Citizens in Kosovo are casting votes in municipal elections as Prime Minister Albin Kurti seeks to capitalize on his February parliamentary victory by pushing his party to victory in key cities.
About a half million voters -- or slightly more than one-quarter of the eligible population -- had cast ballots by 3 p.m., the Central Election Commission reported on October 17.
Serb-majority municipalities had the highest turnout in the local elections with anywhere from one-third to more than half of eligible voters casting ballots.
Polls close at 7 p.m. local time, with preliminary results expected by midnight.
Kurti’s Vetevendosje (Self-Determination) movement scored a resounding victory in early parliamentary elections in February on promises to battle endemic corruption and take a tougher stance on peace talks with Serbia.
However, it faces a tougher challenge in municipal elections, where local personalities are often more influential than national parties. His party won only 3 municipal elections in 2017.
Voters will choose 38 mayors and more than 1,000 local officials representing municipalities. A total of 166 candidates are running for mayors, and 5,198 candidates are running for the 1,002 seats in the municipal assemblies.
Preliminary results are expected by midnight.
All eyes will be on the race for the mayor of Pristina, the nation’s capital and largest city. Kurti’s party tapped former Health Minister Arben Vitia, who stepped down just weeks before the election, as its candidate.
Municipal elections in big cities are dominated by such issues as investments in infrastructure and health care, access to clear water, beautification -- including creation of green spaces -- and addressing sewage problems.
The municipal elections come amid efforts to vaccinate the population against the coronavirus and after a series of incidents in Serb-dominated regions of northern Kosovo that captured the nation’s attention.
Polling stations opened at 7 a.m. with strict anti-COVID rules in place, including mandatory face masks and social-distancing.
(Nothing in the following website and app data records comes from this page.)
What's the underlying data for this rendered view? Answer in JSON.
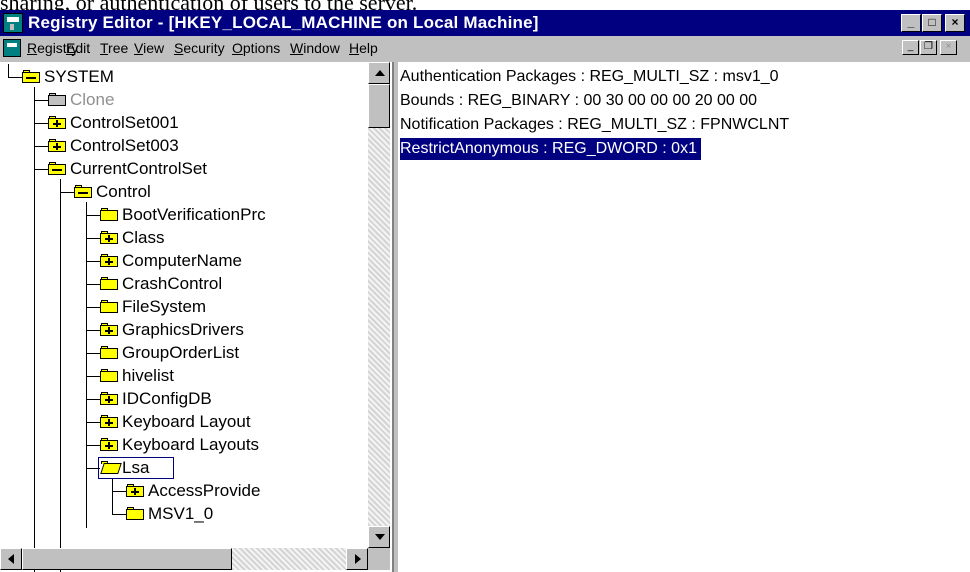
{
  "background_text": "sharing, or authentication of users to the server.",
  "window": {
    "title": "Registry Editor - [HKEY_LOCAL_MACHINE on Local Machine]",
    "caption_buttons": {
      "minimize": "_",
      "maximize": "□",
      "close": "×"
    },
    "mdi_buttons": {
      "minimize": "_",
      "restore": "❐",
      "close": "×"
    }
  },
  "menu": [
    {
      "accel": "R",
      "rest": "egistry"
    },
    {
      "accel": "E",
      "rest": "dit"
    },
    {
      "accel": "T",
      "rest": "ree"
    },
    {
      "accel": "V",
      "rest": "iew"
    },
    {
      "accel": "S",
      "rest": "ecurity"
    },
    {
      "pre": "",
      "accel": "O",
      "rest": "ptions"
    },
    {
      "accel": "W",
      "rest": "indow"
    },
    {
      "accel": "H",
      "rest": "elp"
    }
  ],
  "tree": [
    {
      "label": "SYSTEM",
      "icon": "folder-minus-icon"
    },
    {
      "label": "Clone",
      "icon": "folder-gray-icon",
      "dim": true
    },
    {
      "label": "ControlSet001",
      "icon": "folder-plus-icon"
    },
    {
      "label": "ControlSet003",
      "icon": "folder-plus-icon"
    },
    {
      "label": "CurrentControlSet",
      "icon": "folder-minus-icon"
    },
    {
      "label": "Control",
      "icon": "folder-minus-icon"
    },
    {
      "label": "BootVerificationPrc",
      "icon": "folder-icon"
    },
    {
      "label": "Class",
      "icon": "folder-plus-icon"
    },
    {
      "label": "ComputerName",
      "icon": "folder-plus-icon"
    },
    {
      "label": "CrashControl",
      "icon": "folder-icon"
    },
    {
      "label": "FileSystem",
      "icon": "folder-icon"
    },
    {
      "label": "GraphicsDrivers",
      "icon": "folder-plus-icon"
    },
    {
      "label": "GroupOrderList",
      "icon": "folder-icon"
    },
    {
      "label": "hivelist",
      "icon": "folder-icon"
    },
    {
      "label": "IDConfigDB",
      "icon": "folder-plus-icon"
    },
    {
      "label": "Keyboard Layout",
      "icon": "folder-plus-icon"
    },
    {
      "label": "Keyboard Layouts",
      "icon": "folder-plus-icon"
    },
    {
      "label": "Lsa",
      "icon": "folder-open-icon",
      "selected": true
    },
    {
      "label": "AccessProvide",
      "icon": "folder-plus-icon"
    },
    {
      "label": "MSV1_0",
      "icon": "folder-icon"
    }
  ],
  "values": [
    {
      "text": "Authentication Packages : REG_MULTI_SZ : msv1_0"
    },
    {
      "text": "Bounds : REG_BINARY : 00 30 00 00 00 20 00 00"
    },
    {
      "text": "Notification Packages : REG_MULTI_SZ : FPNWCLNT"
    },
    {
      "text": "RestrictAnonymous : REG_DWORD : 0x1",
      "selected": true
    }
  ],
  "colors": {
    "titlebar": "#000080",
    "selection": "#000080",
    "face": "#c0c0c0",
    "folder": "#ffff00"
  }
}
Some 3,400 police officers have been deployed to maintain law and order.
The elections are taking place after a spike in COVID-19 infections in recent weeks that prompted the Public Health Institute to recommend a postponement of the vote.
President Vjosa Osmani said earlier this week that the elections will go ahead as planned after the leaders of Kosovo’s political parties failed to agree on a new date.
“Despite the recommendation, the prevailing opinion was that the election process should not be postponed," Osmani said. "I respect the right of the parties.”
Election teams are taking ballot boxes to the homes of people who are currently positive for the virus.
The elections are also taking place amid rising tensions in the nation’s northern regions that border Serbia.
Earlier this month, ethnic Serb villagers in northern Kosovo blocked roads and clashed with police after Kosovar authorities conducted sweeps aimed at cracking down on cross-border smuggling.
The October 13 violence injured at least 20 people, including police officers, and renewed fears of wider violence and tension between Kosovo and Serbia. It also prompted a new warning from the European Union.
Serbia and Kosovo fought a war in 1998-99 that ended when NATO bombed Serbian forces.
Kosovo declared its independence from Belgrade in 2008, resulting in some ethnic Serb villages becoming part of the new nation. Serbia has refused to recognize its former province as a sovereign nation.
Kurti, who won office pledging a tougher stance on peace talks with Belgrade, promised officials would continue cracking down on the smuggling of goods -- such as beverages, food, and cigarettes -- from Serbia into Kosovo.
The violence came just weeks after the resolution of another dispute between Kosovo and Serbia over license-plate requirements that were imposed by Kosovo.
Ethnic Serbs living in Kosovo balked at the new rules and blocked parts of the border. At one point, Serbia sent fighter jets and helicopters flying along the border, and Kosovo sent riot police to the region.
EU officials ultimately brokered an agreement, and troops from the NATO-led peacekeeping forces in the country, known as KFOR, deployed to the region.